Without trees, what have we got?
By Roger Sharp, Bupa Asia Pacific, Chief Sustainability & Corporate Affairs Officer.
I find when you’ve been through another busy week of work, with many meetings online, one of the most invigorating things you can do to recharge body and mind is to get out into nature.
It might be your own backyard, or further afield, but wherever you are, it’s likely trees are there. They could be in the background, or the stars of the show, but either way, as a planet, we’d be lost without them.
This National Tree Day, I’m getting my hands dirty and planting a little something in my backyard for the future.
It’s inspiring to see the conversation on sustainability and our environment shift as more businesses get involved to help rebuild our forests. For us at Bupa though, it’s personal. We know we need to invest in a healthier planet if we are to have healthier people.
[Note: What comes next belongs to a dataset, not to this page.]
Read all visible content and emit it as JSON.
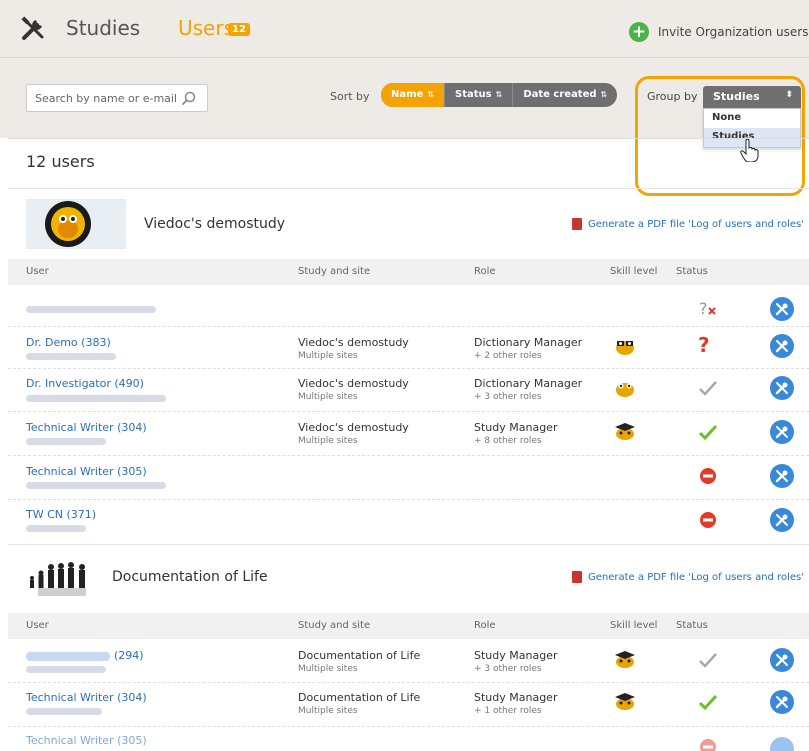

The link is simple but vital.
It’s ambitious, but we’re working hard and taking bold steps to help transform our company and the wider healthcare sector. We’re partnering with community and environmental organisations across Asia Pacific to protect and restore crucial natural ecosystems.
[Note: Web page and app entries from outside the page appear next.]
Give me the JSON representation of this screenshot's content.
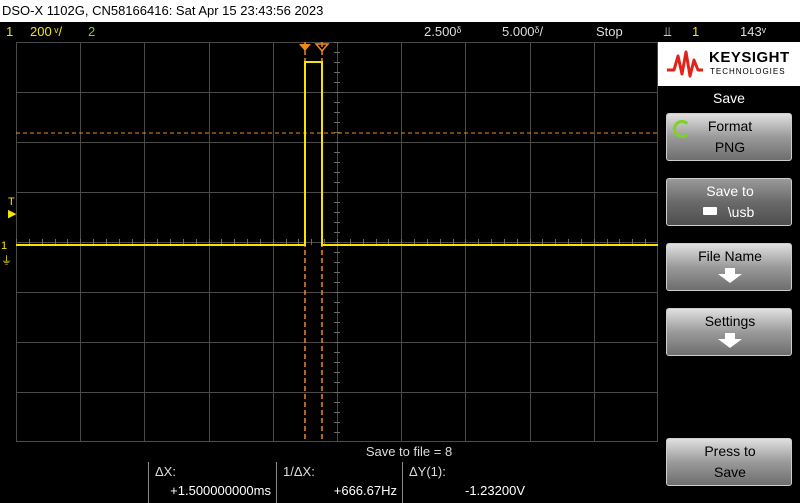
{
  "title": "DSO-X 1102G, CN58166416: Sat Apr 15 23:43:56 2023",
  "status": {
    "ch1_num": "1",
    "ch1_scale": "200 ᵛ/",
    "ch2_num": "2",
    "time_delay": "2.500ᵟ",
    "time_scale": "5.000ᵟ/",
    "run_state": "Stop",
    "trigger_icon": "trigger-edge-icon",
    "trigger_source": "1",
    "trigger_level": "143ᵛ"
  },
  "markers": {
    "trigger_t": "T",
    "ch1_ground": "1"
  },
  "colors": {
    "ch1": "#f5e400",
    "cursor": "#f08a1c",
    "grid": "#4a4a4a",
    "accent": "#7ed321"
  },
  "save_to_file": "Save to file  =  8",
  "measurements": [
    {
      "label": "ΔX:",
      "value": "+1.500000000ms"
    },
    {
      "label": "1/ΔX:",
      "value": "+666.67Hz"
    },
    {
      "label": "ΔY(1):",
      "value": "-1.23200V"
    }
  ],
  "logo": {
    "line1": "KEYSIGHT",
    "line2": "TECHNOLOGIES"
  },
  "menu": {
    "title": "Save",
    "keys": [
      {
        "line1": "Format",
        "line2": "PNG",
        "icon": "rotate-icon"
      },
      {
        "line1": "Save to",
        "line2": "\\usb",
        "icon": "usb-icon"
      },
      {
        "line1": "File Name",
        "line2": "",
        "icon": "arrow-down-icon"
      },
      {
        "line1": "Settings",
        "line2": "",
        "icon": "arrow-down-icon"
      },
      {
        "line1": "Press to",
        "line2": "Save",
        "icon": ""
      }
    ]
  }
}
By working with local partners, it means a more tailored approach for each ecosystem that ultimately results in a bigger impact.
While days like National Tree Day are a great excuse to get out and get planting, at Bupa we are proudly supporting reforestation and biodiversity initiatives throughout the year.
Australian planting days
Bupa team members proudly took part in a recent event in Sydney with Conservations Volunteers Australia, that saw more than six thousand trees planted. The saplings are helping restore the area and support native wildlife.
In New Zealand, we’ve taken part in planting days in Hamilton and Napier, in partnership with Trees That Count and we’re on track to plant 15,000 this year.
When you think about trees and a healthy environment, you might think that technology and innovation have more to do with ecosystem destruction rather than rehabilitation.
We prefer to find ways to have one benefit the other and are now in our second year of our eco-Disruptive program where Bupa team members work with innovative eco start-ups to solve environmental problems through the power of technology and innovation.
Last year’s Asia Pacific winner and global finalist was AirSeed, which delivers seed pods by drone. It’s that technology and innovation that allows Air Seed to plant 40 thousand pods in a day, compared with 800 seedlings planted by hand. That’s 25 times faster and frankly, pretty inspirational.
For you reading this, you might be a grass roots planter, or have high ambitions for the environment individually or through your workplace, but either way if everyone did their bit, we’d all benefit.